◆ **WHAT IS REQUIRED**
Work out how many lines in the material below hold "Delete", then give only that number.
........
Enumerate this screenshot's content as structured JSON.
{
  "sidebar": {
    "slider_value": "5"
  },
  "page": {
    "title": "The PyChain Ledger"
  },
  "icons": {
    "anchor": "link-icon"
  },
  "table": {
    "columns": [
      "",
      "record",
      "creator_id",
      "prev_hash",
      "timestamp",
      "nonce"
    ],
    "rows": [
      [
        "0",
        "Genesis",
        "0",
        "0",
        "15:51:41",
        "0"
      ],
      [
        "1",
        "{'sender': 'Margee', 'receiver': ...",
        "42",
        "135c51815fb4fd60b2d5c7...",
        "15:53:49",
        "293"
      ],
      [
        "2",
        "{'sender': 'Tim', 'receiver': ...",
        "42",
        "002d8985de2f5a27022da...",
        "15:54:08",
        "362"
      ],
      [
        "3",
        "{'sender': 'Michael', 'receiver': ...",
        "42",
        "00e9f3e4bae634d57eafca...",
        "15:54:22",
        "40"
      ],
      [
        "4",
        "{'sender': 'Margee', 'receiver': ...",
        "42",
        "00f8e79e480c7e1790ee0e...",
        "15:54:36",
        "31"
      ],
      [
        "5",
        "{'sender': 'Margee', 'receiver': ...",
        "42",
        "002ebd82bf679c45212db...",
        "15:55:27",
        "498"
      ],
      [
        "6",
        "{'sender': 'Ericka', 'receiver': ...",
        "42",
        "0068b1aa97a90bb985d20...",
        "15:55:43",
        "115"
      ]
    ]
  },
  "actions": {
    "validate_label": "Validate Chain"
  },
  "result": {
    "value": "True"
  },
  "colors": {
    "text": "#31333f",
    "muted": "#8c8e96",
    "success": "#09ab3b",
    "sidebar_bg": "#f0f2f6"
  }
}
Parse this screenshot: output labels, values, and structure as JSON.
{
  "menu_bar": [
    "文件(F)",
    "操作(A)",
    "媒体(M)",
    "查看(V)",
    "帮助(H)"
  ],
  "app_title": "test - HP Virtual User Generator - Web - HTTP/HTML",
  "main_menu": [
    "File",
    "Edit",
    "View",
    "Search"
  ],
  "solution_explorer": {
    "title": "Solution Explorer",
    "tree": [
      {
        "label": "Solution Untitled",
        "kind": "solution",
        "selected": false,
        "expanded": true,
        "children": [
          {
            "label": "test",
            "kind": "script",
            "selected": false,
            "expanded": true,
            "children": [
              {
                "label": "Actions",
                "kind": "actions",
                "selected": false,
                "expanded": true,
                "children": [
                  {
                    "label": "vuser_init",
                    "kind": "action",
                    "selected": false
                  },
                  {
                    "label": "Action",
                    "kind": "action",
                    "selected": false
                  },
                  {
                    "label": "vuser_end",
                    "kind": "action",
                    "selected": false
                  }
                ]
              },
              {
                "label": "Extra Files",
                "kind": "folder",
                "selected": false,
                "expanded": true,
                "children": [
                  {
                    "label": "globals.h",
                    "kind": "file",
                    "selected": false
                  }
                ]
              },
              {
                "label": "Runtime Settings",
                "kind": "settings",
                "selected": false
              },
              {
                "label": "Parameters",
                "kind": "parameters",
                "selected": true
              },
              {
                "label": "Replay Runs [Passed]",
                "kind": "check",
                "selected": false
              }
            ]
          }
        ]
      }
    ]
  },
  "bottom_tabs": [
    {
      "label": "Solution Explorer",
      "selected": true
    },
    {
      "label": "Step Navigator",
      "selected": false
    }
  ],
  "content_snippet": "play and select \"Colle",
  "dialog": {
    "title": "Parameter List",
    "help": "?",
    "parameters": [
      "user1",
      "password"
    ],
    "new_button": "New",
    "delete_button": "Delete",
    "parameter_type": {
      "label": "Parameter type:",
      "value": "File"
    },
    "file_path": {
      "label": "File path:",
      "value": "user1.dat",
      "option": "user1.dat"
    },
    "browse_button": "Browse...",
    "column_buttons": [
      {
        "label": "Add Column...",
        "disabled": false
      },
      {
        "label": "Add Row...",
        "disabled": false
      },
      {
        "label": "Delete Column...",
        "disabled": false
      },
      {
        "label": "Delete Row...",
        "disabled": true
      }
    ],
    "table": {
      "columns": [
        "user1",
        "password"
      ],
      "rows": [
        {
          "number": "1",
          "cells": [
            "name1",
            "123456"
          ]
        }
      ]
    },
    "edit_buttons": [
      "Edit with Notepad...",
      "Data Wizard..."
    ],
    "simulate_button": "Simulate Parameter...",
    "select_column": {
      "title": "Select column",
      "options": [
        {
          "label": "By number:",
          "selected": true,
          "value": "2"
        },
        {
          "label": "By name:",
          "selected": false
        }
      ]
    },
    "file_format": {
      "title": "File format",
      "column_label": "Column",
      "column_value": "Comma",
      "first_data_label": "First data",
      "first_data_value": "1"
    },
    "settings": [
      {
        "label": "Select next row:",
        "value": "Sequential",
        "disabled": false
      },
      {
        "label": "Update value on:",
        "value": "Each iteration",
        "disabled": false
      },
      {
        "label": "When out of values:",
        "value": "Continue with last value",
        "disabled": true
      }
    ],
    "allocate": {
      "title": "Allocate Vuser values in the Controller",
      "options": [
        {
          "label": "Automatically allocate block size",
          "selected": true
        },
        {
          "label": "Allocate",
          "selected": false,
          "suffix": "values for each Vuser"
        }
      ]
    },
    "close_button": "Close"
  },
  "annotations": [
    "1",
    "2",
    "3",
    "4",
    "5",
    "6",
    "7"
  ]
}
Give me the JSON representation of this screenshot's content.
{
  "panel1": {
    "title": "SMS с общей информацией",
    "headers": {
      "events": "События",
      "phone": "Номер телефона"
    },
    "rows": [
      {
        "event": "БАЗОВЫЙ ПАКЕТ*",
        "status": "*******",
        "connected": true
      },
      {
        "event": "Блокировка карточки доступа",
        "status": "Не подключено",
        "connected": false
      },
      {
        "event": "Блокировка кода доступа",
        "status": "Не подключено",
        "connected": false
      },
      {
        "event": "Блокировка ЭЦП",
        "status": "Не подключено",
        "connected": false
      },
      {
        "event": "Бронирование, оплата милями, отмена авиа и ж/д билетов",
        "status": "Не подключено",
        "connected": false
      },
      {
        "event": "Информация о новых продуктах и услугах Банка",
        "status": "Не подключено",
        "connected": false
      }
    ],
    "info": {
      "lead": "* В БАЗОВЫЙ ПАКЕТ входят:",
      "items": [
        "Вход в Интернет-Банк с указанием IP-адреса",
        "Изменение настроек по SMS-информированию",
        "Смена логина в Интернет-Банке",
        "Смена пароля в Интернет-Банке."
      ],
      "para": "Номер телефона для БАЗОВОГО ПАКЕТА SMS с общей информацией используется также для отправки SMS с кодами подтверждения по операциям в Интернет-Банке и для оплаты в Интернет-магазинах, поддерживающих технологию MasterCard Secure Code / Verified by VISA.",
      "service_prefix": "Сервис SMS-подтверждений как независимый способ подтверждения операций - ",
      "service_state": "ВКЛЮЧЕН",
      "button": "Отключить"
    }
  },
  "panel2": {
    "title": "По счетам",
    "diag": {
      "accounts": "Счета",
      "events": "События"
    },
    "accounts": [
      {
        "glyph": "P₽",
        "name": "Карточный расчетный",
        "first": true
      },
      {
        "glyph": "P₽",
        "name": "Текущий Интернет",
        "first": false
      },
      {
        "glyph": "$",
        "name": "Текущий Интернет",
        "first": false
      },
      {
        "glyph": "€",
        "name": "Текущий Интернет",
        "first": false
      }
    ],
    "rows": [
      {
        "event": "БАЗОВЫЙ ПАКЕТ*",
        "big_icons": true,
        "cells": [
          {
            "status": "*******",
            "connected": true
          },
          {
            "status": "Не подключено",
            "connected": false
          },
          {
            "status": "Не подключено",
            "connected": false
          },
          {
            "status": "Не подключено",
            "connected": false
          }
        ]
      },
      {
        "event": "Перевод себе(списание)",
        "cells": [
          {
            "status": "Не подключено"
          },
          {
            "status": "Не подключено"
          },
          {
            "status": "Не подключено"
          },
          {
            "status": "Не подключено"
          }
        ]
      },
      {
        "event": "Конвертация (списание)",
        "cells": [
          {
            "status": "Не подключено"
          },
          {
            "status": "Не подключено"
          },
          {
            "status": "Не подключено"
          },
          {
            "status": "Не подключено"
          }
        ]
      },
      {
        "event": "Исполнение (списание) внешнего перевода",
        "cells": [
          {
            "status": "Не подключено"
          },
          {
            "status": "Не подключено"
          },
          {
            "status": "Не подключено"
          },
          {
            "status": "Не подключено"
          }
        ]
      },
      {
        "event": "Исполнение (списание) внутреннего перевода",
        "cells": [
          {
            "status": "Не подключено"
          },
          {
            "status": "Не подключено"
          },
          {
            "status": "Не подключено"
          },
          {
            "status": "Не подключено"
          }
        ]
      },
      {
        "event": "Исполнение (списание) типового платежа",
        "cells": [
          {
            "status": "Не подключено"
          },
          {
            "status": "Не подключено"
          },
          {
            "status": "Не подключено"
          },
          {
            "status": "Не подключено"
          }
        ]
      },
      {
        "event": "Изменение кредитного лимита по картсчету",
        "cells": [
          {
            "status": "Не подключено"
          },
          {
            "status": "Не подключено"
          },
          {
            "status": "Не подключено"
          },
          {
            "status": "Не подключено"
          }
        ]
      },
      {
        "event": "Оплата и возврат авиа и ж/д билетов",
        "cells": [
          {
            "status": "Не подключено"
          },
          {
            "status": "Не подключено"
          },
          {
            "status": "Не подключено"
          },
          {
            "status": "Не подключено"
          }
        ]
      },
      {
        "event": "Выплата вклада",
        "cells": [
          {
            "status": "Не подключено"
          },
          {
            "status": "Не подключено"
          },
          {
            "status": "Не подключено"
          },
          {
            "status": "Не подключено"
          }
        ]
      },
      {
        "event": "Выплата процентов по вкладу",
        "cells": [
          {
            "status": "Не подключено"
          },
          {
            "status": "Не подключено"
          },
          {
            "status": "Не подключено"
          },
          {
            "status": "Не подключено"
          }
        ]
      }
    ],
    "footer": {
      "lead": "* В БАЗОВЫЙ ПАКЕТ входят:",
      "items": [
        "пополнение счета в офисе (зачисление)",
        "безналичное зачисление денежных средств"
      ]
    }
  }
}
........
◆ **WRITTEN RESPONSE**
3